Students will hear a brief lecture about anthropological, biological, psychological, and sociological explanations of religion. The explanations will focus on supernatural beliefs. Following the brief lecture, students will test hypotheses by analyzing data from a national survey, and will participate in or observe an experiment illustrating the ideomotor reflex.
"American Indians - Myths vs. Realities. Can you tell the difference?" – Professor of History Lucy Murphy, Ph.D.
Learn about past and present experiences of Native Americans and analyze images in an interactive activity. Learn to tell the difference between fact and fiction and why it matters.
"Bee-yond Honey Bees - the other 19,999 Species of Bees – Karen Goodell, Ph.D., Associate Professor, Evolution, Ecology, and Organismal Biology

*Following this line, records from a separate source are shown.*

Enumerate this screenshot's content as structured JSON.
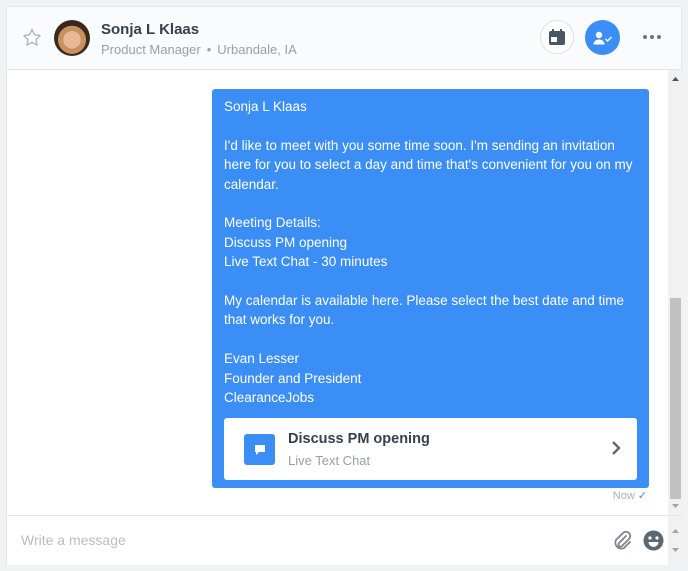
{
  "header": {
    "contact_name": "Sonja L Klaas",
    "job_title": "Product Manager",
    "separator": "•",
    "location": "Urbandale, IA",
    "icons": {
      "favorite": "star-outline-icon",
      "calendar": "calendar-icon",
      "user": "user-check-icon",
      "more": "more-horizontal-icon"
    }
  },
  "message": {
    "lines": [
      "Sonja L Klaas",
      "",
      "I'd like to meet with you some time soon. I'm sending an invitation here for you to select a day and time that's convenient for you on my calendar.",
      "",
      "Meeting Details:",
      "Discuss PM opening",
      "Live Text Chat - 30 minutes",
      "",
      "My calendar is available here. Please select the best date and time that works for you.",
      "",
      "Evan Lesser",
      "Founder and President",
      "ClearanceJobs"
    ],
    "card": {
      "title": "Discuss PM opening",
      "subtitle": "Live Text Chat",
      "icon": "chat-bubble-icon"
    },
    "timestamp": "Now",
    "status": "✓"
  },
  "scroll": {
    "position_fraction": 1.0
  },
  "composer": {
    "placeholder": "Write a message",
    "value": "",
    "icons": {
      "attach": "paperclip-icon",
      "emoji": "emoji-icon"
    }
  },
  "colors": {
    "accent": "#3a8ef6",
    "text_dark": "#36414d",
    "text_muted": "#97a1ab"
  }
}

This session will introduce students to the diversity of bees (most only know about honey bees), the contributions bees make to our environment and food production, and threats to bees. Lecture topics will focus on pollination, habitat requirements of bees, and methods to study plant-pollinator interactions. Students will engage in activities to model the contributions of different bee species to pollination, and the influence of habitat restoration on bees. They will have the opportunity to see bees up close through a microscope, as well as use microscopes to view the pollination process. We will end with a discussion of how ecologists collect data on and analyze whole bee communities in the context of conservation.
"A Book of Your Own" – Ann Burkhart, Ph.D., Lecturer, Art Education
Explore and make a unique form of expression – an artists’ book. Investigate and discuss select artists’ books and their meanings, and then make one of your own, focusing on dovetailing the book form with words and/or images to convey a cohesive idea.
“Guess Who Lives Next Door! The Wildlife of Coshocton County” – Shauna Weyruach, Ph.D., Senior Lecturer, Evolution, Ecology & Organismal Biology
Explore the wildlife of Coshocton County by reviewing a collection of trail camera images from “Project Wild Coshocton” (a long-term camera-trapping study of bobcats and other wildlife in Coshocton and southern Holmes Counties, being conducted by researchers at The Ohio State University at Newark). You will build a species richness list of mammals, and then explore their activity patterns.
Recreation/Art Activity: Make a Buckeye Necklace – Justin Khol, Assistant Director, Student Life
Discussion: “So you want to go to College?” – Wes Grunden, Assistant Director of Admissions
Frequently Asked Questions
Why should my son or daughter enroll? The summer enrichment program is tailored for students who want to explore a variety of academic areas in a fun and relaxed environment while learning more about what college will be like. Including this program on a future college application is sure to impress the admissions committee!
What time does my student need to arrive?
The summer enrichment program will begin daily at 9:00 a.m. and end at 3:00 p.m. Please arrive 5 minutes before the start time. Friday will be a short day with camp ending with a closing ceremony at 12:30 p.m. Parents or guardians and invited to join us for this ceremony where each student will be recognized with a certificate of completion.
What should my student wear?
Students should dress comfortably and always wear tennis shoes for safety in laboratory experiences and comfort in recreation activities. Shorts and T-shirts are welcomed.
Is lunch provided?
Lunch will be provided by Ohio State Newark’s dining services. Please alert the camp director of food allergies at time of registration.
Is there someone I can call with questions?
The camp director is Diane Kanney, Director of Enrollment. All questions regarding the camp should be directed to her at 740.366.9333 or Kanney.firstname.lastname@example.org.
Thank you to our sponsor!
We are grateful for the Licking County Foundation’s generous support of the 2018 Summer Enrichment Camp.